Reliability wasn’t as good as before and things began to go downhill for Fittipaldi. Yet, he won one more race and Peterson won no less than four in the second part of the season. Lotus won constructors’ title but Tyrrell’s Jackie Stewart won drivers’ title having won 5 races. Had all Lotus’ effort been concentrated on one driver, they might have been able to win both titles. Fittipaldi felt neglected by Colin Chapman and headed for McLaren in 1974. It was to prove a good move as he won the drivers’ title that year. Peterson was partnered by Jacky Ickx. The 72 was destined to be succeeded by the Type 76 but that car proved to be a failure. The drivers had to revert to the old 72. Peterson drove brilliantly and won three races on three very diverse circuits: Monaco, Dijon and Monza.

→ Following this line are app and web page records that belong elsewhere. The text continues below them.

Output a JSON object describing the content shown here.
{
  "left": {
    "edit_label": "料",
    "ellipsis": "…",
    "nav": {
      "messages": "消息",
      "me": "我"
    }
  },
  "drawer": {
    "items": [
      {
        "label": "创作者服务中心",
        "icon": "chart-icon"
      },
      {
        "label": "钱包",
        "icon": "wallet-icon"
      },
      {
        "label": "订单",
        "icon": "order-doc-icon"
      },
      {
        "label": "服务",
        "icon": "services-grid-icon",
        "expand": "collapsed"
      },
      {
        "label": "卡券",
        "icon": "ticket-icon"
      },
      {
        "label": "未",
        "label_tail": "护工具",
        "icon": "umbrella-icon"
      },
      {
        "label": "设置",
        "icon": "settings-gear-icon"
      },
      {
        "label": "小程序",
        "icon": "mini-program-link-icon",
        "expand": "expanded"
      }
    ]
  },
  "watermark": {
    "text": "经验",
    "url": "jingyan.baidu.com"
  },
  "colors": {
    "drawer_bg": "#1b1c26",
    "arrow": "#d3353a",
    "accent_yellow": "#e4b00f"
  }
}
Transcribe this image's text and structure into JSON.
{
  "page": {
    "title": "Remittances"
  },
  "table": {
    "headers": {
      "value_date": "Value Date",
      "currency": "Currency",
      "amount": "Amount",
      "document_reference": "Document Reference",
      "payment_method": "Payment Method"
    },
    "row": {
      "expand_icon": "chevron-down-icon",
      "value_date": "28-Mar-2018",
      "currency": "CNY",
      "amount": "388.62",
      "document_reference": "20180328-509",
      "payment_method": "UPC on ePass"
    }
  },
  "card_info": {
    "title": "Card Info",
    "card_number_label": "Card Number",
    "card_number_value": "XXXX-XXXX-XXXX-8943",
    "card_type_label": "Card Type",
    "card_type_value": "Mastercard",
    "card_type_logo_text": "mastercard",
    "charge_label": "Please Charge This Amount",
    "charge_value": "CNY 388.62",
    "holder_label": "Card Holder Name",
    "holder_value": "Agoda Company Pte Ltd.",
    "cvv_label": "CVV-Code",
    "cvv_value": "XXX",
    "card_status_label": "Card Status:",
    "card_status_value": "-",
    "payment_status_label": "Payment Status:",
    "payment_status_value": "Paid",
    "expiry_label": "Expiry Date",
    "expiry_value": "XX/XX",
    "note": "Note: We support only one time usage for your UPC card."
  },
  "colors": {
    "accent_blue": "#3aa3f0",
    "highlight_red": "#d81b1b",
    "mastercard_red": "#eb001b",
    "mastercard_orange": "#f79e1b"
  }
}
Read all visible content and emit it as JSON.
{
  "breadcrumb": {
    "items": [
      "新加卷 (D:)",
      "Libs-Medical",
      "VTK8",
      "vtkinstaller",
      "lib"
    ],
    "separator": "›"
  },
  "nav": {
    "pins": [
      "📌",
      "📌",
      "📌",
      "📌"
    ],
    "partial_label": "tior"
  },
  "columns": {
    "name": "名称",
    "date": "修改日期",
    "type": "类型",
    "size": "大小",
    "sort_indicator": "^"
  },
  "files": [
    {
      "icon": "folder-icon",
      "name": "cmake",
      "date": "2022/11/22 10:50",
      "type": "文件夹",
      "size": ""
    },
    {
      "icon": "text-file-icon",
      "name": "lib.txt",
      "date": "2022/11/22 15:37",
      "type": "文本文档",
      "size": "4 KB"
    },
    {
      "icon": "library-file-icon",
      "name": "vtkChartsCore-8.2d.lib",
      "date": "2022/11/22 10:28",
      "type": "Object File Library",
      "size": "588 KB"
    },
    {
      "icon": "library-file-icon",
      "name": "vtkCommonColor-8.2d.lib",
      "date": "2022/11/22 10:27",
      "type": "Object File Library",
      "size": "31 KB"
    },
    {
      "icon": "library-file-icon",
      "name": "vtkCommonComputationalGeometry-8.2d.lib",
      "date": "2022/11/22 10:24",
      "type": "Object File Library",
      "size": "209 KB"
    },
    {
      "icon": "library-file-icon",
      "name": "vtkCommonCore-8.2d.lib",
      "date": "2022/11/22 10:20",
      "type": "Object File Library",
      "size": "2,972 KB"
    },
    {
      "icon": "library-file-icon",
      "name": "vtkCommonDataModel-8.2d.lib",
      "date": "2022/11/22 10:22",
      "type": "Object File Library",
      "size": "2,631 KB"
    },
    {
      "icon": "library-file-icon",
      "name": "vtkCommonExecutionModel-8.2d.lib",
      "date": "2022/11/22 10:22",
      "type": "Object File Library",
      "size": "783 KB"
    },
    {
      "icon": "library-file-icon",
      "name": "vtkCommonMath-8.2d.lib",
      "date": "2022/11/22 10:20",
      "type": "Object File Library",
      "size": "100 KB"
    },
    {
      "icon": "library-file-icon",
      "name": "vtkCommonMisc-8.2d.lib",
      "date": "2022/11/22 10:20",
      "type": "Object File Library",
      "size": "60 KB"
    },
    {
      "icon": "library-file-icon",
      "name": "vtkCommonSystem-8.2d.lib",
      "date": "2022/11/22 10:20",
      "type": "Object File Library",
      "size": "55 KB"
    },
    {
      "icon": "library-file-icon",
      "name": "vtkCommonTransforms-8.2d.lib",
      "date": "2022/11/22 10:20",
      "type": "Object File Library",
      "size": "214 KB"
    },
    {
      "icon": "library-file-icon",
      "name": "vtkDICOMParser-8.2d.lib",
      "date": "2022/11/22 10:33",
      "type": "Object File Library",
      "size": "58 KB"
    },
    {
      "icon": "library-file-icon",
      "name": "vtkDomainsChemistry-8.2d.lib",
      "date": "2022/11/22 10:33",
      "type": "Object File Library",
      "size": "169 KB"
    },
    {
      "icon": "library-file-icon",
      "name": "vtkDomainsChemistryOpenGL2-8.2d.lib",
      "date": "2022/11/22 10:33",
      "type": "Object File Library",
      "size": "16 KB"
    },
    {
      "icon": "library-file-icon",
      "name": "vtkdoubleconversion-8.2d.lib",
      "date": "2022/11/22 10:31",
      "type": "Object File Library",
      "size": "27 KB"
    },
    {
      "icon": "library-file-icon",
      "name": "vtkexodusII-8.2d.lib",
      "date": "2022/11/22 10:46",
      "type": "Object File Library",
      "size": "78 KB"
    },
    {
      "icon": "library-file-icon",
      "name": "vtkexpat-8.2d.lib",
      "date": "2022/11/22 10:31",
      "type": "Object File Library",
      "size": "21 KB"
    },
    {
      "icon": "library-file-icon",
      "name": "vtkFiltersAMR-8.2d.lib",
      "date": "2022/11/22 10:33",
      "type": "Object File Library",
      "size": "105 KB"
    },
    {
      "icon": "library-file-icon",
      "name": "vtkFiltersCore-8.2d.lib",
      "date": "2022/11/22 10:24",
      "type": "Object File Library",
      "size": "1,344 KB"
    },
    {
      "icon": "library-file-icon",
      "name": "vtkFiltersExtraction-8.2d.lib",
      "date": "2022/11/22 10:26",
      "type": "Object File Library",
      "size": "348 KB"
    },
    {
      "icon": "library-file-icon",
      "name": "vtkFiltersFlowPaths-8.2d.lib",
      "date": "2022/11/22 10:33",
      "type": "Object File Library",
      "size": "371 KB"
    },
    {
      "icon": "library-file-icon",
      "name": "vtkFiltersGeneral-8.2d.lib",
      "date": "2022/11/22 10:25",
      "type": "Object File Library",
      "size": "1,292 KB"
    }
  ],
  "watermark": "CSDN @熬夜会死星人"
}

Rainman Ickx won the wet Race of Champions. That was the best that the old cars could do.

1975 was a disaster – not surprisingly for a late-1969 design. By that time the cars were old and unsuitable for the latest generation of tyres. The weight bias was too much in the rear and the cars couldn’t heat the front tyres adequately. A wider front track was tried and also a longer wheelbase by 5 cm to cure it. Cable operated torsion bars were tried which worked only under tension. Later a combination of torsion bars and coils tried and a F specification car was introduced with coil springs instead of torsion bars at the rear. Nothing helped. Ickx left mid-season and Peterson fought to the end grabbing 2 points at the 72’s last race, the 1975 US GP.